◆ Task to complete ◆
Every line of the data below must be output exactly, with images left out.
>>>>
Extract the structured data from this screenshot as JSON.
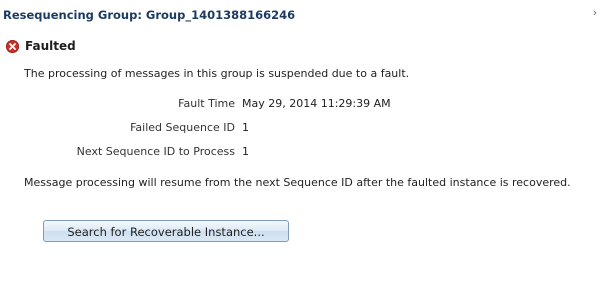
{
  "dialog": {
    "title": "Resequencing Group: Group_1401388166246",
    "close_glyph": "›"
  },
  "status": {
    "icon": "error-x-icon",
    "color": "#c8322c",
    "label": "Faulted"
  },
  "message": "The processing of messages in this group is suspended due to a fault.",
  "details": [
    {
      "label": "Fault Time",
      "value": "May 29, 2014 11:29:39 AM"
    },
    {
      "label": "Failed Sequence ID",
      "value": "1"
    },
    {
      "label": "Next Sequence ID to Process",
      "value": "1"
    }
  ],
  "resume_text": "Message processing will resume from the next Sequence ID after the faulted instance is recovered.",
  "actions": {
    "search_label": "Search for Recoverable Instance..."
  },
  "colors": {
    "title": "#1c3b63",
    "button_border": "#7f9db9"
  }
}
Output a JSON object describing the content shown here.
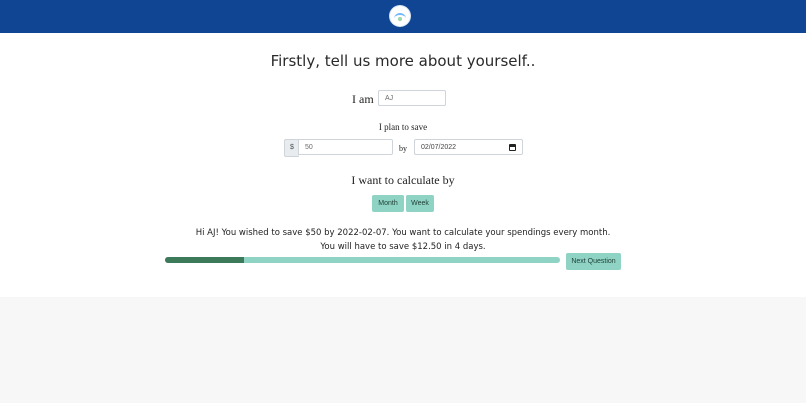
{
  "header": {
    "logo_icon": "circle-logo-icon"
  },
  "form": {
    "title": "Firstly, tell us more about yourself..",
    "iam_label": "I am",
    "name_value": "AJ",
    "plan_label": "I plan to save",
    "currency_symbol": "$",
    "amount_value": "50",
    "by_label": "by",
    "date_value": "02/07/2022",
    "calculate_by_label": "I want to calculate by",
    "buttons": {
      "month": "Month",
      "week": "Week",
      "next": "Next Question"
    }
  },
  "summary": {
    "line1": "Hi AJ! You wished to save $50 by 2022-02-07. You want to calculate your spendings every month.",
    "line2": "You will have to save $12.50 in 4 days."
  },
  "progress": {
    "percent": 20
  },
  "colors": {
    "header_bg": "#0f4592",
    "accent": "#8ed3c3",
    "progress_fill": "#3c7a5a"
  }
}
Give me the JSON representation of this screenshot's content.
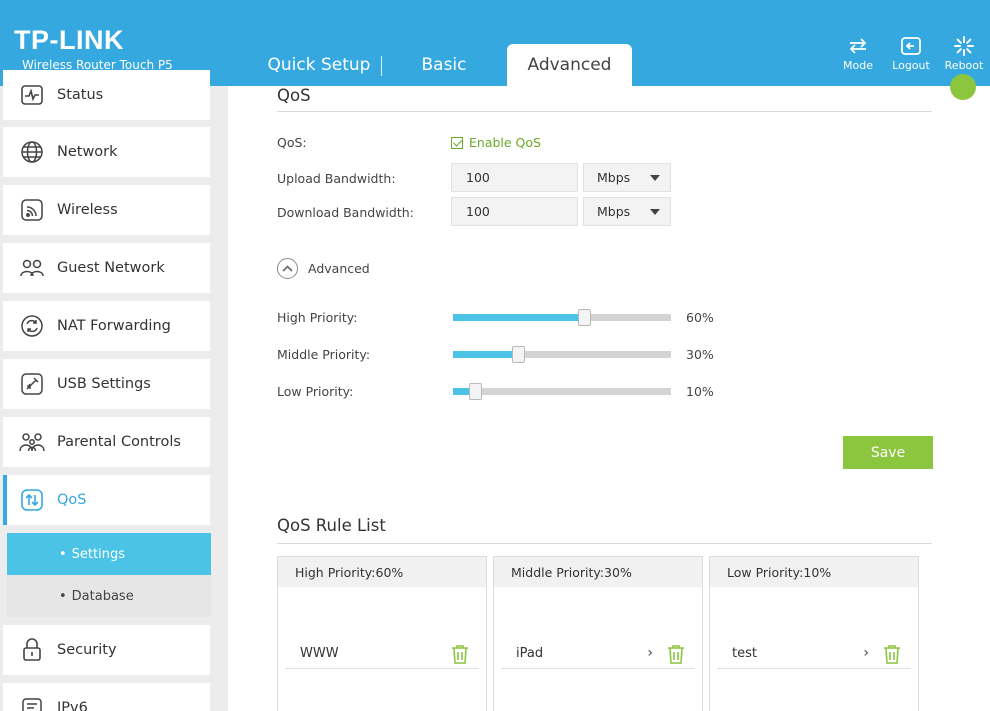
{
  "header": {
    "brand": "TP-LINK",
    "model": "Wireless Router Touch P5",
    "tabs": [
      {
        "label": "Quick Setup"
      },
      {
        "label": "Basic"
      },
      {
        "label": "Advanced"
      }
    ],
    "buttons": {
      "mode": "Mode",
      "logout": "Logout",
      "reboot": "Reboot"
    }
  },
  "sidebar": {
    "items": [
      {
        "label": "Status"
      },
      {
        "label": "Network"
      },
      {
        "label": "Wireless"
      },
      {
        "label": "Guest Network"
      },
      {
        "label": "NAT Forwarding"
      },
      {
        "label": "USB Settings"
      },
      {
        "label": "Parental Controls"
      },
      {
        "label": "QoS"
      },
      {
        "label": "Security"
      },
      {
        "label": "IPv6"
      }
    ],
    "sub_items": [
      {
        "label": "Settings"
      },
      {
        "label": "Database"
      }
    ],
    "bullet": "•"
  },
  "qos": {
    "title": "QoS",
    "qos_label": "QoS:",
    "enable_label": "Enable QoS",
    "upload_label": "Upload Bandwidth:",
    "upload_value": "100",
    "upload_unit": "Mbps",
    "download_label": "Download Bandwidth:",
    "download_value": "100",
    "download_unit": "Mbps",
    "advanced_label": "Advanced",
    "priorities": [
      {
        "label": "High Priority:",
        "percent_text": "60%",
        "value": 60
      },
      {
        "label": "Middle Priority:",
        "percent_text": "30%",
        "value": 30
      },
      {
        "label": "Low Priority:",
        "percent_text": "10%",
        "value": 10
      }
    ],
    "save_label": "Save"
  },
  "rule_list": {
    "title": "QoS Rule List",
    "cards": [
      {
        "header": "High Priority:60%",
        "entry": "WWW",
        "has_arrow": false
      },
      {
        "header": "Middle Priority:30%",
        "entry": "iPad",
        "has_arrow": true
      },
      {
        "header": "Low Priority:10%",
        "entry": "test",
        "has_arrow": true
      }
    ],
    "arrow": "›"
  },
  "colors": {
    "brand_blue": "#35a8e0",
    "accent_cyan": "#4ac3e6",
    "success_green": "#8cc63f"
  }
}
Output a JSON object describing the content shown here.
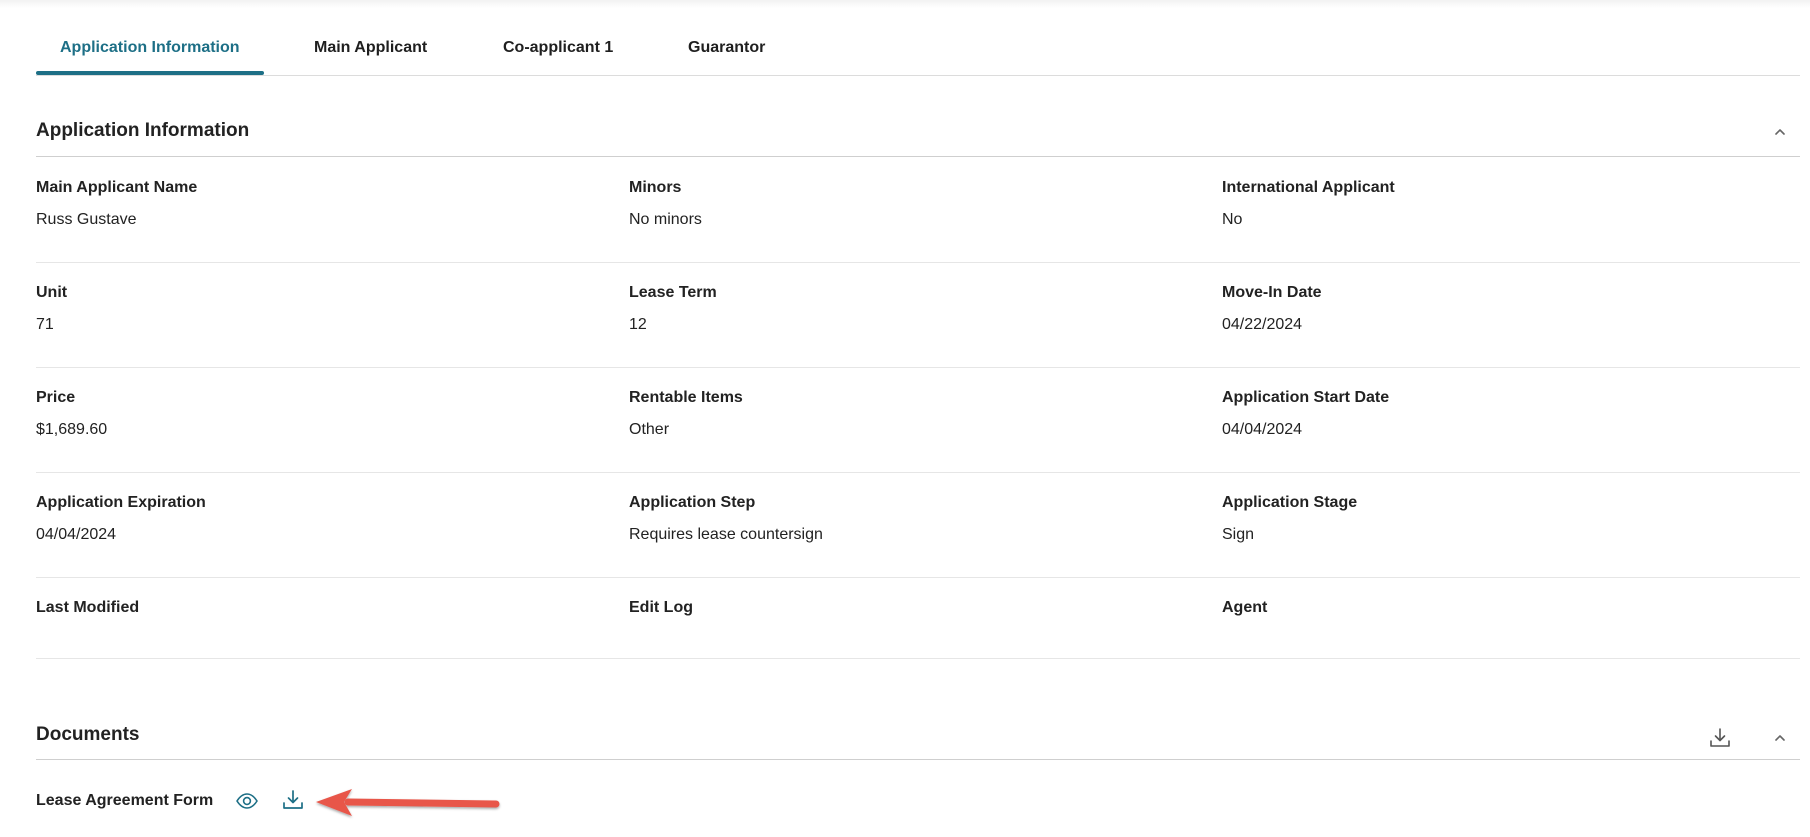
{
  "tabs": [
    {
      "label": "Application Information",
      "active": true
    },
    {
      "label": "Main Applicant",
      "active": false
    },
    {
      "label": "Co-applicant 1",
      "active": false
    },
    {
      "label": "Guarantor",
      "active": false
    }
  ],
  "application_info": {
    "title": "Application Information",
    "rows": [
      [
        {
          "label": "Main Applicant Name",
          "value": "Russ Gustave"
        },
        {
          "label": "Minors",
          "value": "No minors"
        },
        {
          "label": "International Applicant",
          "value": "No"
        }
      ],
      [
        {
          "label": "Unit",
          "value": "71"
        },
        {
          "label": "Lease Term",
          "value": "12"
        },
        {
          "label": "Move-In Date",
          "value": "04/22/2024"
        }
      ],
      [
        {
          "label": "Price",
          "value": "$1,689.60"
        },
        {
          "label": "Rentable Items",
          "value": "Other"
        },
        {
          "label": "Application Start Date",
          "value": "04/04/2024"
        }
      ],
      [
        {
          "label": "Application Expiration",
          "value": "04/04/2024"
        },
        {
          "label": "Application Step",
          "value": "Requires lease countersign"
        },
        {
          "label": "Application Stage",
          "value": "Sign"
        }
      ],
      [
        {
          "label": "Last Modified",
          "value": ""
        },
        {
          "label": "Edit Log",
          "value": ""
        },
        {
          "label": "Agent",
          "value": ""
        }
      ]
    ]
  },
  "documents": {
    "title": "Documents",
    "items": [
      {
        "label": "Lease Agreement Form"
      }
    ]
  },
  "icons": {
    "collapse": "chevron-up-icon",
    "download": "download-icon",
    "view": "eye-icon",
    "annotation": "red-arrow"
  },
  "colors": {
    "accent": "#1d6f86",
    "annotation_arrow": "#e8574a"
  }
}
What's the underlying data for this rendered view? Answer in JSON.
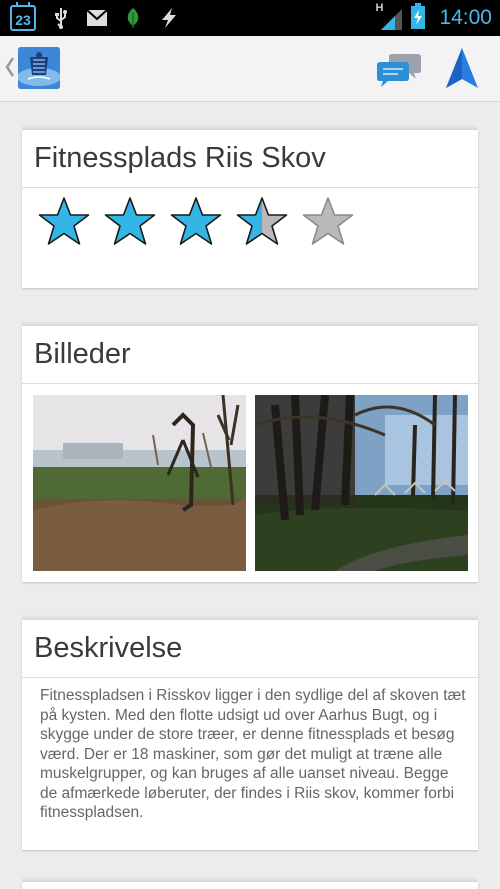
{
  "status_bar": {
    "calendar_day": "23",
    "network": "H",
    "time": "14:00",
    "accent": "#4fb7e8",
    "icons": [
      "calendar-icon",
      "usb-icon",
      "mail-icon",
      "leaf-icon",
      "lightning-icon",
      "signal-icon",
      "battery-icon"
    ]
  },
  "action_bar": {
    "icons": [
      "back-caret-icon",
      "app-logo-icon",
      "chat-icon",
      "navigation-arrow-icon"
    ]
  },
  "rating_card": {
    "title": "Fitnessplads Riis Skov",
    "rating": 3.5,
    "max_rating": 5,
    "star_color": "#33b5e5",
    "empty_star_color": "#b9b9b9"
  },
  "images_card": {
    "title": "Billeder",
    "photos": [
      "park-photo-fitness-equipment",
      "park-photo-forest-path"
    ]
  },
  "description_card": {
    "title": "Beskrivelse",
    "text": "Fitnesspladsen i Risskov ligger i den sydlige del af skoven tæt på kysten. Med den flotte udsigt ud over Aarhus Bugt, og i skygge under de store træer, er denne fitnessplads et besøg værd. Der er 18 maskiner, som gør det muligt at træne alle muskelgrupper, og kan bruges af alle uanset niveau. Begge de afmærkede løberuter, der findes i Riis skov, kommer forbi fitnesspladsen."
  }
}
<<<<
◆ Result for this task ◆
Extract the structured data from this screenshot as JSON.
{
  "dialog": {
    "title": "Resequencing Group: Group_1401388166246",
    "close_glyph": "›"
  },
  "status": {
    "icon": "error-x-icon",
    "color": "#c8322c",
    "label": "Faulted"
  },
  "message": "The processing of messages in this group is suspended due to a fault.",
  "details": [
    {
      "label": "Fault Time",
      "value": "May 29, 2014 11:29:39 AM"
    },
    {
      "label": "Failed Sequence ID",
      "value": "1"
    },
    {
      "label": "Next Sequence ID to Process",
      "value": "1"
    }
  ],
  "resume_text": "Message processing will resume from the next Sequence ID after the faulted instance is recovered.",
  "actions": {
    "search_label": "Search for Recoverable Instance..."
  },
  "colors": {
    "title": "#1c3b63",
    "button_border": "#7f9db9"
  }
}
Output a JSON object describing the content shown here.
{
  "header": {
    "logo_icon": "circle-logo-icon"
  },
  "form": {
    "title": "Firstly, tell us more about yourself..",
    "iam_label": "I am",
    "name_value": "AJ",
    "plan_label": "I plan to save",
    "currency_symbol": "$",
    "amount_value": "50",
    "by_label": "by",
    "date_value": "02/07/2022",
    "calculate_by_label": "I want to calculate by",
    "buttons": {
      "month": "Month",
      "week": "Week",
      "next": "Next Question"
    }
  },
  "summary": {
    "line1": "Hi AJ! You wished to save $50 by 2022-02-07. You want to calculate your spendings every month.",
    "line2": "You will have to save $12.50 in 4 days."
  },
  "progress": {
    "percent": 20
  },
  "colors": {
    "header_bg": "#0f4592",
    "accent": "#8ed3c3",
    "progress_fill": "#3c7a5a"
  }
}
Give me the JSON representation of this screenshot's content.
{
  "header": {
    "brand": "TP-LINK",
    "model": "Wireless Router Touch P5",
    "tabs": [
      {
        "label": "Quick Setup"
      },
      {
        "label": "Basic"
      },
      {
        "label": "Advanced"
      }
    ],
    "buttons": {
      "mode": "Mode",
      "logout": "Logout",
      "reboot": "Reboot"
    }
  },
  "sidebar": {
    "items": [
      {
        "label": "Status"
      },
      {
        "label": "Network"
      },
      {
        "label": "Wireless"
      },
      {
        "label": "Guest Network"
      },
      {
        "label": "NAT Forwarding"
      },
      {
        "label": "USB Settings"
      },
      {
        "label": "Parental Controls"
      },
      {
        "label": "QoS"
      },
      {
        "label": "Security"
      },
      {
        "label": "IPv6"
      }
    ],
    "sub_items": [
      {
        "label": "Settings"
      },
      {
        "label": "Database"
      }
    ],
    "bullet": "•"
  },
  "qos": {
    "title": "QoS",
    "qos_label": "QoS:",
    "enable_label": "Enable QoS",
    "upload_label": "Upload Bandwidth:",
    "upload_value": "100",
    "upload_unit": "Mbps",
    "download_label": "Download Bandwidth:",
    "download_value": "100",
    "download_unit": "Mbps",
    "advanced_label": "Advanced",
    "priorities": [
      {
        "label": "High Priority:",
        "percent_text": "60%",
        "value": 60
      },
      {
        "label": "Middle Priority:",
        "percent_text": "30%",
        "value": 30
      },
      {
        "label": "Low Priority:",
        "percent_text": "10%",
        "value": 10
      }
    ],
    "save_label": "Save"
  },
  "rule_list": {
    "title": "QoS Rule List",
    "cards": [
      {
        "header": "High Priority:60%",
        "entry": "WWW",
        "has_arrow": false
      },
      {
        "header": "Middle Priority:30%",
        "entry": "iPad",
        "has_arrow": true
      },
      {
        "header": "Low Priority:10%",
        "entry": "test",
        "has_arrow": true
      }
    ],
    "arrow": "›"
  },
  "colors": {
    "brand_blue": "#35a8e0",
    "accent_cyan": "#4ac3e6",
    "success_green": "#8cc63f"
  }
}
Output a JSON object describing the content shown here.
{
  "tabs": [
    {
      "label": "Application Information",
      "active": true
    },
    {
      "label": "Main Applicant",
      "active": false
    },
    {
      "label": "Co-applicant 1",
      "active": false
    },
    {
      "label": "Guarantor",
      "active": false
    }
  ],
  "application_info": {
    "title": "Application Information",
    "rows": [
      [
        {
          "label": "Main Applicant Name",
          "value": "Russ Gustave"
        },
        {
          "label": "Minors",
          "value": "No minors"
        },
        {
          "label": "International Applicant",
          "value": "No"
        }
      ],
      [
        {
          "label": "Unit",
          "value": "71"
        },
        {
          "label": "Lease Term",
          "value": "12"
        },
        {
          "label": "Move-In Date",
          "value": "04/22/2024"
        }
      ],
      [
        {
          "label": "Price",
          "value": "$1,689.60"
        },
        {
          "label": "Rentable Items",
          "value": "Other"
        },
        {
          "label": "Application Start Date",
          "value": "04/04/2024"
        }
      ],
      [
        {
          "label": "Application Expiration",
          "value": "04/04/2024"
        },
        {
          "label": "Application Step",
          "value": "Requires lease countersign"
        },
        {
          "label": "Application Stage",
          "value": "Sign"
        }
      ],
      [
        {
          "label": "Last Modified",
          "value": ""
        },
        {
          "label": "Edit Log",
          "value": ""
        },
        {
          "label": "Agent",
          "value": ""
        }
      ]
    ]
  },
  "documents": {
    "title": "Documents",
    "items": [
      {
        "label": "Lease Agreement Form"
      }
    ]
  },
  "icons": {
    "collapse": "chevron-up-icon",
    "download": "download-icon",
    "view": "eye-icon",
    "annotation": "red-arrow"
  },
  "colors": {
    "accent": "#1d6f86",
    "annotation_arrow": "#e8574a"
  }
}
What's the underlying data for this rendered view? Answer in JSON.
{
  "status_bar": {
    "calendar_day": "23",
    "network": "H",
    "time": "14:00",
    "accent": "#4fb7e8",
    "icons": [
      "calendar-icon",
      "usb-icon",
      "mail-icon",
      "leaf-icon",
      "lightning-icon",
      "signal-icon",
      "battery-icon"
    ]
  },
  "action_bar": {
    "icons": [
      "back-caret-icon",
      "app-logo-icon",
      "chat-icon",
      "navigation-arrow-icon"
    ]
  },
  "rating_card": {
    "title": "Fitnessplads Riis Skov",
    "rating": 3.5,
    "max_rating": 5,
    "star_color": "#33b5e5",
    "empty_star_color": "#b9b9b9"
  },
  "images_card": {
    "title": "Billeder",
    "photos": [
      "park-photo-fitness-equipment",
      "park-photo-forest-path"
    ]
  },
  "description_card": {
    "title": "Beskrivelse",
    "text": "Fitnesspladsen i Risskov ligger i den sydlige del af skoven tæt på kysten. Med den flotte udsigt ud over Aarhus Bugt, og i skygge under de store træer, er denne fitnessplads et besøg værd. Der er 18 maskiner, som gør det muligt at træne alle muskelgrupper, og kan bruges af alle uanset niveau. Begge de afmærkede løberuter, der findes i Riis skov, kommer forbi fitnesspladsen."
  }
}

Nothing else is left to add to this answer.